WORK TASK :: Please retype the entries that follow exactly as they are, leaving the images behind.

DATA TO EXAMINE ::
========

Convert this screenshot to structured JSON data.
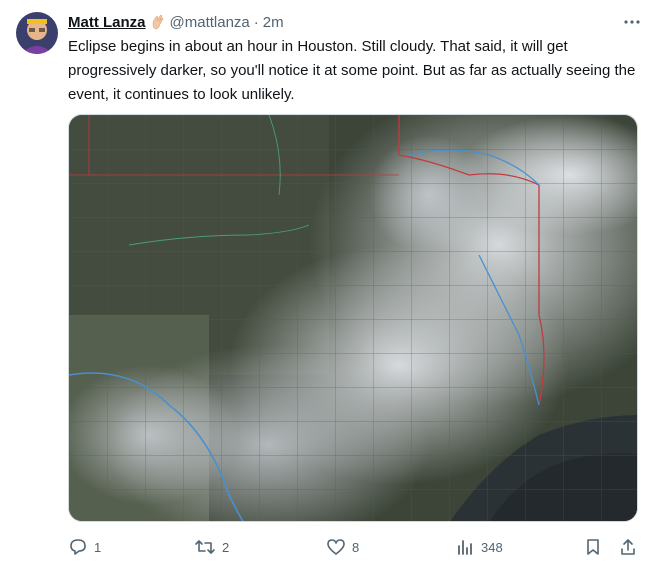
{
  "tweet": {
    "author_name": "Matt Lanza",
    "author_emoji": "waving-hand-icon",
    "handle": "@mattlanza",
    "separator": "·",
    "time": "2m",
    "text": "Eclipse begins in about an hour in Houston. Still cloudy. That said, it will get progressively darker, so you'll notice it at some point. But as far as actually seeing the event, it continues to look unlikely.",
    "media_icon": "satellite-image-texas-map"
  },
  "actions": {
    "reply_count": "1",
    "retweet_count": "2",
    "like_count": "8",
    "views_count": "348"
  },
  "colors": {
    "text_primary": "#0f1419",
    "text_secondary": "#536471",
    "border": "#cfd9de"
  }
}
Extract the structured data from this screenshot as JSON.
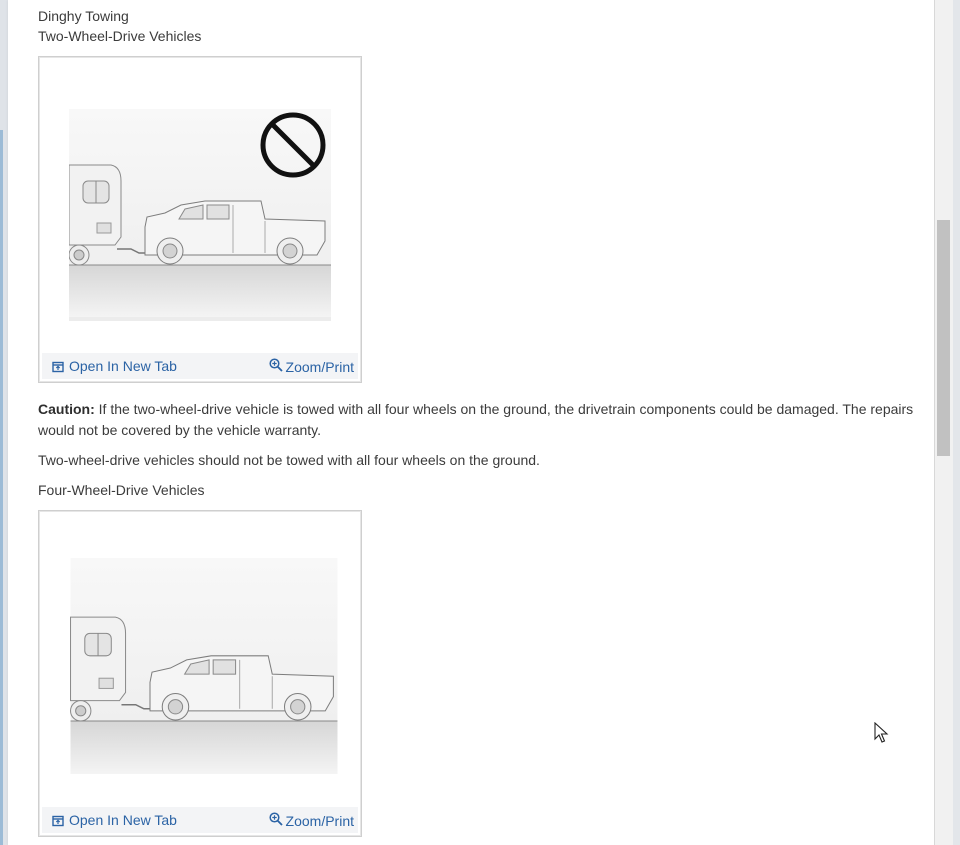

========

ANSWER TO THIS TASK ::
Convert this screenshot to structured JSON data.
{
  "tweet": {
    "author_name": "Matt Lanza",
    "author_emoji": "waving-hand-icon",
    "handle": "@mattlanza",
    "separator": "·",
    "time": "2m",
    "text": "Eclipse begins in about an hour in Houston. Still cloudy. That said, it will get progressively darker, so you'll notice it at some point. But as far as actually seeing the event, it continues to look unlikely.",
    "media_icon": "satellite-image-texas-map"
  },
  "actions": {
    "reply_count": "1",
    "retweet_count": "2",
    "like_count": "8",
    "views_count": "348"
  },
  "colors": {
    "text_primary": "#0f1419",
    "text_secondary": "#536471",
    "border": "#cfd9de"
  }
}
Extract the structured data from this screenshot as JSON.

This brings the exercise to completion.